Layering Techniques for Techno Tracks

When producing techno, layering is a fundamental technique that adds depth, texture, and complexity to tracks. Techno, known for its repetitive and hypnotic rhythms, relies heavily on the nuanced interplay of layers to create its signature sound.

Here are some key strategies for effective layering in techno:

Creating a Robust Rhythmic Foundation

  • Kick and Bass Synergy: Start by layering your kick drum with a bassline. Ensure the kick has a punchy, mid-range presence, while the bassline provides a deep, rumbling low end.
  • EQ each element separately to avoid frequency clashes, typically cutting below 40Hz on the kick and carving a small notch around 100-150Hz in the bass to allow the kick to punch through.

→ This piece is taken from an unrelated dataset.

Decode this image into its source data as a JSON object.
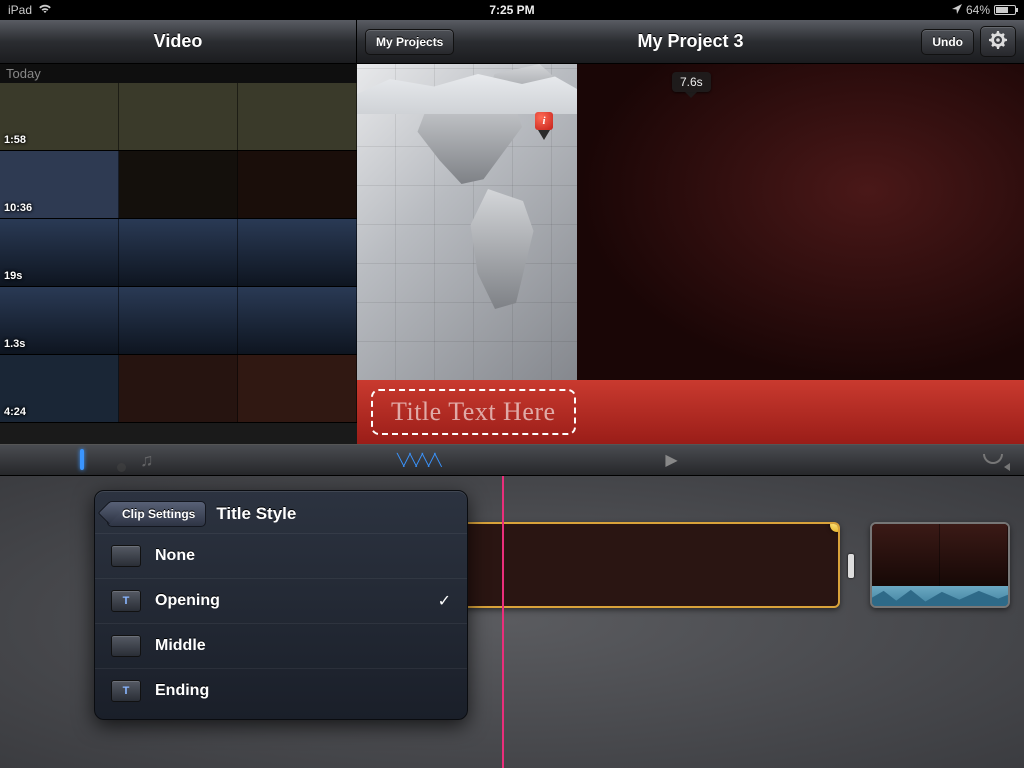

Enhancing Textures with Synth Layers

  • Synth Stabs and Atmospheric Pads: Layer short, percussive synth stabs with longer, evolving pads. The stabs should have a sharp attack, sitting in the mid to high frequency range, while the pads fill the background with a lush, wide-spread sound.
  • Apply a high-pass filter on the stabs around 200Hz to avoid muddying the mix.

Utilizing Percussive Elements

  • Intricate Hi-Hat Patterns: Layer multiple hi-hat samples with varying timbres. Combine closed hi-hats with open ones, panning them slightly to different sides for a wider stereo image.
  • Adjust the velocity and timing slightly for a more organic feel.

Balancing the Mix

  • Dynamic EQ and Sidechaining: Use dynamic EQ to manage frequency overlaps, especially in the low-end.
  • Employ sidechain compression to duck pads or ambient sounds behind the kick, creating a rhythmic pulsing effect that is characteristic of techno.

Integrating Sampling into Dynamic Layering Techniques

The Role of Sampling in Enhancing Layered Mixes

Sampling can improve how effective dynamic layering techniques come out in your tracks. By incorporating samples into your layers, you can bring out unique textures and sounds that can't be achieved with synthesis alone.

How to Effectively Use Samples in Layering

  • Texture and Character: Samples, especially those of real-world sounds or vintage instruments, bring an unmatched texture and character to your mix.
  • Layering a sampled vinyl crackle or a field recording over a digital pad can add warmth and organic feel.
  • Drum Layering: In genres like techno or hip-hop, layering sampled drum hits with synthesized ones can create a more complex and rich sound.
  • A sampled snare with natural room reverb, layered over a tightly synthesized snare, can enhance the body and space of the beat.

Why Sampling Helps Layering

  • Unique Soundscapes: Samples can provide unique sonic elements that are difficult to recreate with synthesizers, offering an additional dimension to your layered mixes.
  • Historical and Emotional Connection: Using iconic samples, such as famous drum breaks or classic instrument riffs, can evoke certain emotions or nostalgic connections, adding depth to your music beyond the sonic qualities.

Final Words

Dynamic layering is an essential technique for modern music production, offering endless possibilities for creativity and sonic exploration. By understanding the fundamental principles and experimenting with advanced strategies, producers can craft mixes that are rich, detailed, and emotionally engaging. The key is to maintain balance and clarity while exploring the vast landscape of sound layering. Remember, the goal is to create a cohesive and captivating audio experience that resonates with your audience.